- Provided records -

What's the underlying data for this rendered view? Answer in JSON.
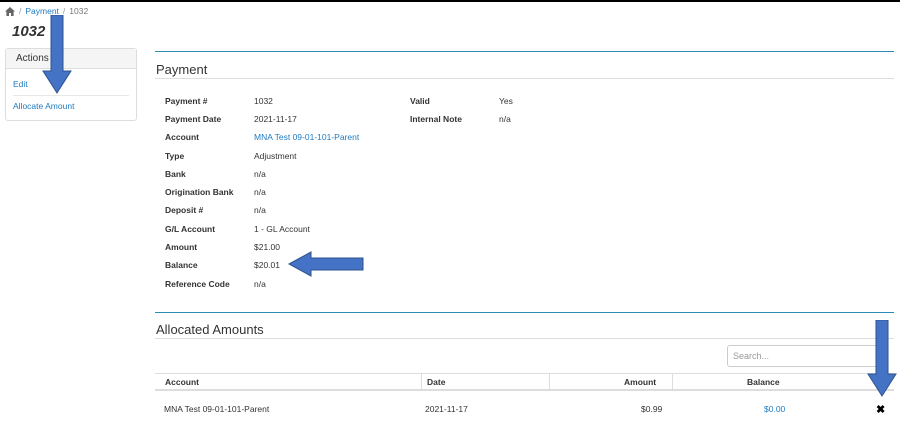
{
  "breadcrumb": {
    "home_icon": "home-icon",
    "sep": "/",
    "parent": "Payment",
    "current": "1032"
  },
  "page_title": "1032",
  "actions": {
    "header": "Actions",
    "items": [
      {
        "label": "Edit"
      },
      {
        "label": "Allocate Amount"
      }
    ]
  },
  "payment": {
    "title": "Payment",
    "left_fields": [
      {
        "label": "Payment #",
        "value": "1032"
      },
      {
        "label": "Payment Date",
        "value": "2021-11-17"
      },
      {
        "label": "Account",
        "value": "MNA Test 09-01-101-Parent"
      },
      {
        "label": "Type",
        "value": "Adjustment"
      },
      {
        "label": "Bank",
        "value": "n/a"
      },
      {
        "label": "Origination Bank",
        "value": "n/a"
      },
      {
        "label": "Deposit #",
        "value": "n/a"
      },
      {
        "label": "G/L Account",
        "value": "1 - GL Account"
      },
      {
        "label": "Amount",
        "value": "$21.00"
      },
      {
        "label": "Balance",
        "value": "$20.01"
      },
      {
        "label": "Reference Code",
        "value": "n/a"
      }
    ],
    "right_fields": [
      {
        "label": "Valid",
        "value": "Yes"
      },
      {
        "label": "Internal Note",
        "value": "n/a"
      }
    ]
  },
  "allocated": {
    "title": "Allocated Amounts",
    "search_placeholder": "Search...",
    "columns": {
      "account": "Account",
      "date": "Date",
      "amount": "Amount",
      "balance": "Balance"
    },
    "rows": [
      {
        "account": "MNA Test 09-01-101-Parent",
        "date": "2021-11-17",
        "amount": "$0.99",
        "balance": "$0.00",
        "delete_icon": "close-icon"
      }
    ]
  },
  "colors": {
    "link": "#1f7bc1",
    "section_rule": "#2a8bb5",
    "annotation_arrow": "#4472c4"
  }
}
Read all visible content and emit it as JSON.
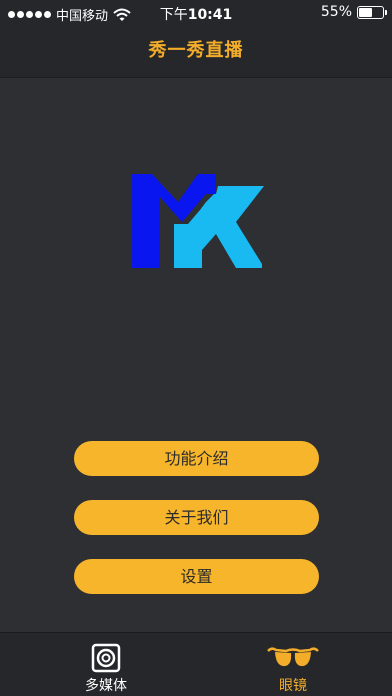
{
  "status_bar": {
    "carrier": "中国移动",
    "time_prefix": "下午",
    "time": "10:41",
    "battery_percent": "55%",
    "battery_level": 0.55,
    "signal_dots": 5
  },
  "nav": {
    "title": "秀一秀直播"
  },
  "logo": {
    "icon": "mk-logo",
    "colors": {
      "m": "#0a16f0",
      "k": "#19b9f2"
    }
  },
  "menu": [
    {
      "label": "功能介绍"
    },
    {
      "label": "关于我们"
    },
    {
      "label": "设置"
    }
  ],
  "tabs": [
    {
      "label": "多媒体",
      "icon": "speaker-icon",
      "active": false
    },
    {
      "label": "眼镜",
      "icon": "sunglasses-icon",
      "active": true
    }
  ],
  "colors": {
    "accent": "#f3ad2a",
    "button": "#f7b52b",
    "background": "#2d2f33",
    "bar": "#25272a"
  }
}
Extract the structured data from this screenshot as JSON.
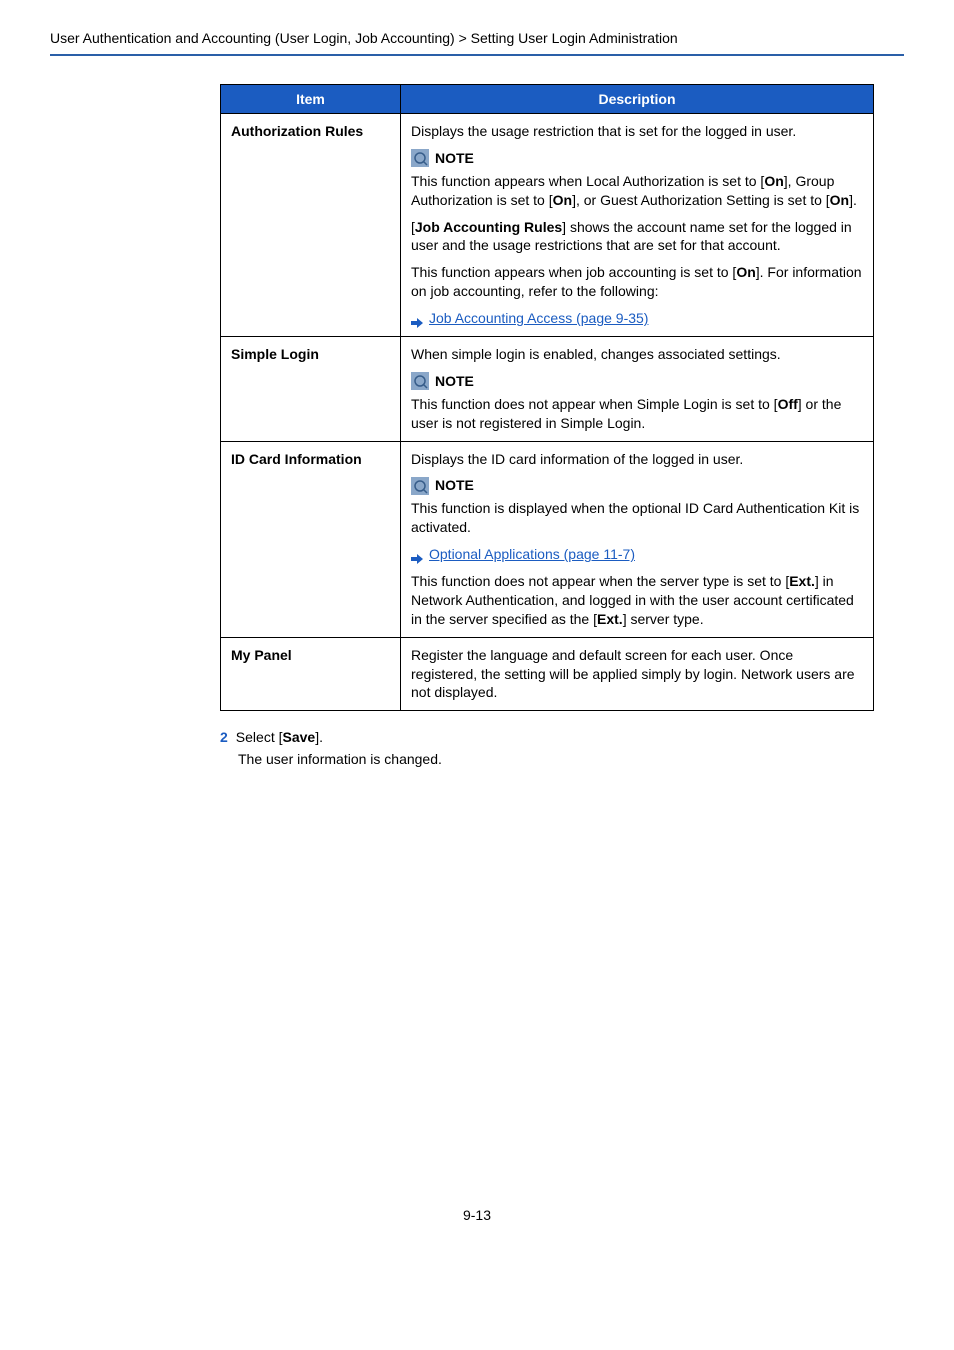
{
  "breadcrumb": "User Authentication and Accounting (User Login, Job Accounting) > Setting User Login Administration",
  "table": {
    "headers": {
      "item": "Item",
      "description": "Description"
    },
    "rows": [
      {
        "item": "Authorization Rules",
        "p1": "Displays the usage restriction that is set for the logged in user.",
        "note_label": "NOTE",
        "p2a": "This function appears when Local Authorization is set to [",
        "p2b": "On",
        "p2c": "], Group Authorization is set to [",
        "p2d": "On",
        "p2e": "], or Guest Authorization Setting is set to [",
        "p2f": "On",
        "p2g": "].",
        "p3a": "[",
        "p3b": "Job Accounting Rules",
        "p3c": "] shows the account name set for the logged in user and the usage restrictions that are set for that account.",
        "p4a": "This function appears when job accounting is set to [",
        "p4b": "On",
        "p4c": "]. For information on job accounting, refer to the following:",
        "link": "Job Accounting Access (page 9-35)"
      },
      {
        "item": "Simple Login",
        "p1": "When simple login is enabled, changes associated settings.",
        "note_label": "NOTE",
        "p2a": "This function does not appear when Simple Login is set to [",
        "p2b": "Off",
        "p2c": "] or the user is not registered in Simple Login."
      },
      {
        "item": "ID Card Information",
        "p1": "Displays the ID card information of the logged in user.",
        "note_label": "NOTE",
        "p2": "This function is displayed when the optional ID Card Authentication Kit is activated.",
        "link": "Optional Applications (page 11-7)",
        "p3a": "This function does not appear when the server type is set to [",
        "p3b": "Ext.",
        "p3c": "] in Network Authentication, and logged in with the user account certificated in the server specified as the [",
        "p3d": "Ext.",
        "p3e": "] server type."
      },
      {
        "item": "My Panel",
        "p1": "Register the language and default screen for each user. Once registered, the setting will be applied simply by login. Network users are not displayed."
      }
    ]
  },
  "step": {
    "num": "2",
    "text_a": "Select [",
    "text_b": "Save",
    "text_c": "]."
  },
  "followup": "The user information is changed.",
  "page_number": "9-13"
}
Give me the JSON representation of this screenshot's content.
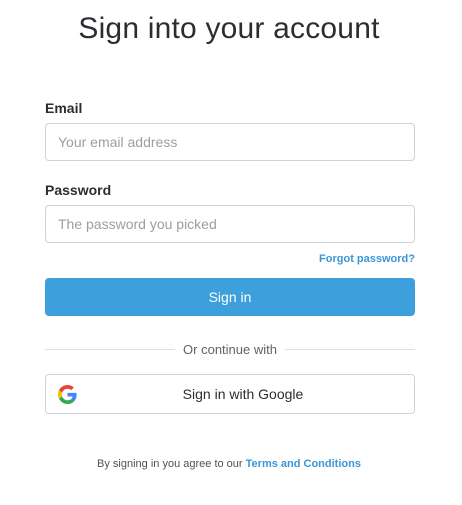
{
  "page": {
    "title": "Sign into your account"
  },
  "form": {
    "email": {
      "label": "Email",
      "placeholder": "Your email address",
      "value": ""
    },
    "password": {
      "label": "Password",
      "placeholder": "The password you picked",
      "value": ""
    },
    "forgot_password": "Forgot password?",
    "submit_label": "Sign in"
  },
  "divider": {
    "text": "Or continue with"
  },
  "social": {
    "google_label": "Sign in with Google",
    "google_icon": "google-g-icon"
  },
  "footer": {
    "terms_prefix": "By signing in you agree to our",
    "terms_link": "Terms and Conditions"
  },
  "colors": {
    "accent": "#3d9fdc",
    "link": "#3a96d6",
    "text": "#2b2d33",
    "border": "#cfd3d8"
  }
}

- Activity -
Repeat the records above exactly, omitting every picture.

- Response to this exercise -
What's the underlying data for this rendered view? Answer in JSON.
{
  "breadcrumb": {
    "home_icon": "home-icon",
    "sep": "/",
    "parent": "Payment",
    "current": "1032"
  },
  "page_title": "1032",
  "actions": {
    "header": "Actions",
    "items": [
      {
        "label": "Edit"
      },
      {
        "label": "Allocate Amount"
      }
    ]
  },
  "payment": {
    "title": "Payment",
    "left_fields": [
      {
        "label": "Payment #",
        "value": "1032"
      },
      {
        "label": "Payment Date",
        "value": "2021-11-17"
      },
      {
        "label": "Account",
        "value": "MNA Test 09-01-101-Parent"
      },
      {
        "label": "Type",
        "value": "Adjustment"
      },
      {
        "label": "Bank",
        "value": "n/a"
      },
      {
        "label": "Origination Bank",
        "value": "n/a"
      },
      {
        "label": "Deposit #",
        "value": "n/a"
      },
      {
        "label": "G/L Account",
        "value": "1 - GL Account"
      },
      {
        "label": "Amount",
        "value": "$21.00"
      },
      {
        "label": "Balance",
        "value": "$20.01"
      },
      {
        "label": "Reference Code",
        "value": "n/a"
      }
    ],
    "right_fields": [
      {
        "label": "Valid",
        "value": "Yes"
      },
      {
        "label": "Internal Note",
        "value": "n/a"
      }
    ]
  },
  "allocated": {
    "title": "Allocated Amounts",
    "search_placeholder": "Search...",
    "columns": {
      "account": "Account",
      "date": "Date",
      "amount": "Amount",
      "balance": "Balance"
    },
    "rows": [
      {
        "account": "MNA Test 09-01-101-Parent",
        "date": "2021-11-17",
        "amount": "$0.99",
        "balance": "$0.00",
        "delete_icon": "close-icon"
      }
    ]
  },
  "colors": {
    "link": "#1f7bc1",
    "section_rule": "#2a8bb5",
    "annotation_arrow": "#4472c4"
  }
}
Read all visible content and emit it as JSON.
{
  "status_bar": {
    "carrier": "中国移动",
    "time_prefix": "下午",
    "time": "10:41",
    "battery_percent": "55%",
    "battery_level": 0.55,
    "signal_dots": 5
  },
  "nav": {
    "title": "秀一秀直播"
  },
  "logo": {
    "icon": "mk-logo",
    "colors": {
      "m": "#0a16f0",
      "k": "#19b9f2"
    }
  },
  "menu": [
    {
      "label": "功能介绍"
    },
    {
      "label": "关于我们"
    },
    {
      "label": "设置"
    }
  ],
  "tabs": [
    {
      "label": "多媒体",
      "icon": "speaker-icon",
      "active": false
    },
    {
      "label": "眼镜",
      "icon": "sunglasses-icon",
      "active": true
    }
  ],
  "colors": {
    "accent": "#f3ad2a",
    "button": "#f7b52b",
    "background": "#2d2f33",
    "bar": "#25272a"
  }
}
Extract the structured data from this screenshot as JSON.
{
  "breadcrumb": "User Authentication and Accounting (User Login, Job Accounting) > Setting User Login Administration",
  "table": {
    "headers": {
      "item": "Item",
      "description": "Description"
    },
    "rows": [
      {
        "item": "Authorization Rules",
        "p1": "Displays the usage restriction that is set for the logged in user.",
        "note_label": "NOTE",
        "p2a": "This function appears when Local Authorization is set to [",
        "p2b": "On",
        "p2c": "], Group Authorization is set to [",
        "p2d": "On",
        "p2e": "], or Guest Authorization Setting is set to [",
        "p2f": "On",
        "p2g": "].",
        "p3a": "[",
        "p3b": "Job Accounting Rules",
        "p3c": "] shows the account name set for the logged in user and the usage restrictions that are set for that account.",
        "p4a": "This function appears when job accounting is set to [",
        "p4b": "On",
        "p4c": "]. For information on job accounting, refer to the following:",
        "link": "Job Accounting Access (page 9-35)"
      },
      {
        "item": "Simple Login",
        "p1": "When simple login is enabled, changes associated settings.",
        "note_label": "NOTE",
        "p2a": "This function does not appear when Simple Login is set to [",
        "p2b": "Off",
        "p2c": "] or the user is not registered in Simple Login."
      },
      {
        "item": "ID Card Information",
        "p1": "Displays the ID card information of the logged in user.",
        "note_label": "NOTE",
        "p2": "This function is displayed when the optional ID Card Authentication Kit is activated.",
        "link": "Optional Applications (page 11-7)",
        "p3a": "This function does not appear when the server type is set to [",
        "p3b": "Ext.",
        "p3c": "] in Network Authentication, and logged in with the user account certificated in the server specified as the [",
        "p3d": "Ext.",
        "p3e": "] server type."
      },
      {
        "item": "My Panel",
        "p1": "Register the language and default screen for each user. Once registered, the setting will be applied simply by login. Network users are not displayed."
      }
    ]
  },
  "step": {
    "num": "2",
    "text_a": "Select [",
    "text_b": "Save",
    "text_c": "]."
  },
  "followup": "The user information is changed.",
  "page_number": "9-13"
}
Give me the JSON representation of this screenshot's content.
{
  "page": {
    "title": "Sign into your account"
  },
  "form": {
    "email": {
      "label": "Email",
      "placeholder": "Your email address",
      "value": ""
    },
    "password": {
      "label": "Password",
      "placeholder": "The password you picked",
      "value": ""
    },
    "forgot_password": "Forgot password?",
    "submit_label": "Sign in"
  },
  "divider": {
    "text": "Or continue with"
  },
  "social": {
    "google_label": "Sign in with Google",
    "google_icon": "google-g-icon"
  },
  "footer": {
    "terms_prefix": "By signing in you agree to our",
    "terms_link": "Terms and Conditions"
  },
  "colors": {
    "accent": "#3d9fdc",
    "link": "#3a96d6",
    "text": "#2b2d33",
    "border": "#cfd3d8"
  }
}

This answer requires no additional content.